Low Voltage - Scanning Transmission Electron Microscopy (LV-STEM)


Scanning Transmission Electron Microscopy (STEM) was first applied in a TEM. The idea is to navigate a beam over an area with a very fine probe similar as in SEM, but to collect transmitted electrons through a very thin sample (50-250 nm) to form images. In this mode, by varying the collection angle of the electron signals underneath the sample, Z-contrast imaging is possible of which the intensities render back directly to the composition or concentration. It also enables EDS mapping but with a much higher spatial resolution since the interaction volume is much reduced in the case of thin section samples. 

Low-voltage STEM is a dedicated term for STEM mode performed in an SEM. The highest possible acceleration voltage of the electron beam in SEM is 30 kV, which is much lower than 80-300 kV in modern TEMs. Thus to avoid conflicts, the STEM imaging in SEM is referred to as LV-STEM, or Transmission SEM (TSEM). 

Imaging modes in STEM

According to the angular range of transmitted electron collection, the imaging modes can be classified as bright field (BF), annular dark field (ADF) and high angle annular dark field (HAADF). Each mode collects a different group of electron signals and offers a very different contrast. 

The following images are acquired from a coccolith section with a thickness of about 60-70 nm, showing examples from different imaging modes as well as a typical secondary electron imaging by InLens detector from Zeiss Crossbeam 550. The structure in the middle has a size of 9.3 ┬Ám in diameter.     

<p>bf imaging</p>
<p>adf imaging</p>

Energy Dispersive Spectroscopy (EDS) in STEM

EDS analysis can be performed in STEM mode. The advantage compared to EDS in SEM mode is that it offers much higher resolution and less interference due to the highly reduced interaction volume because of the limited thickness of the sample sections. To be mentioned, since the sample needs to be electron transparent and has a limited thickness, the working distance must be small to increase the signal/noise ration; or if it's possible, the sample sections are made thicker to generate more x-ray signals.

On the side, the colour images are example results of carbon, oxygen, lead and aluminium element maps obtained from the same area of the coccolith sample as shown in the above images.

Sample preparation
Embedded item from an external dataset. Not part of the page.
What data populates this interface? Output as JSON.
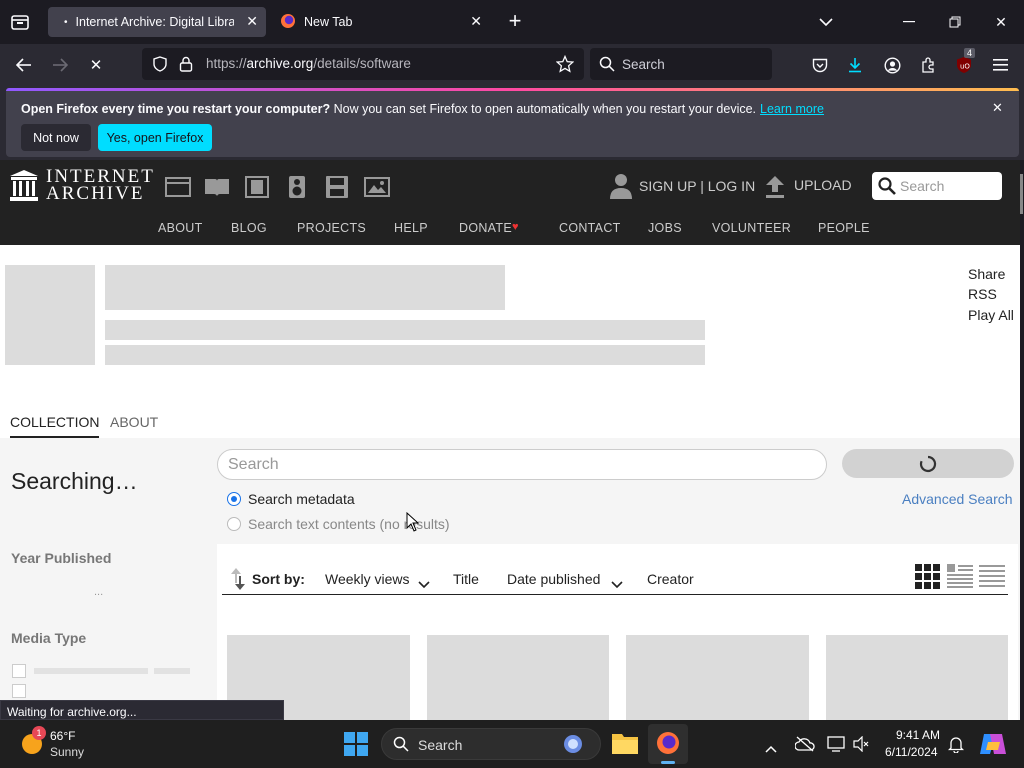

As described above, to be able to use the STEM mode in a SEM, similar as in TEM, the specimen needs to be thin for the electrons to penetrate through. Therefore, specific sample preparations are necessary. Conventionally, we use microtomy machine to cut big piece samples, please check our supporting equipment page for more information. And if the sample is soft, such as biological samples, it needs to be embedded in resin beforehand. However, this is not possible for certain crystalline samples, minerals for instance, such samples need special preparation method, like thin section lift-out in our FIB-SEM system.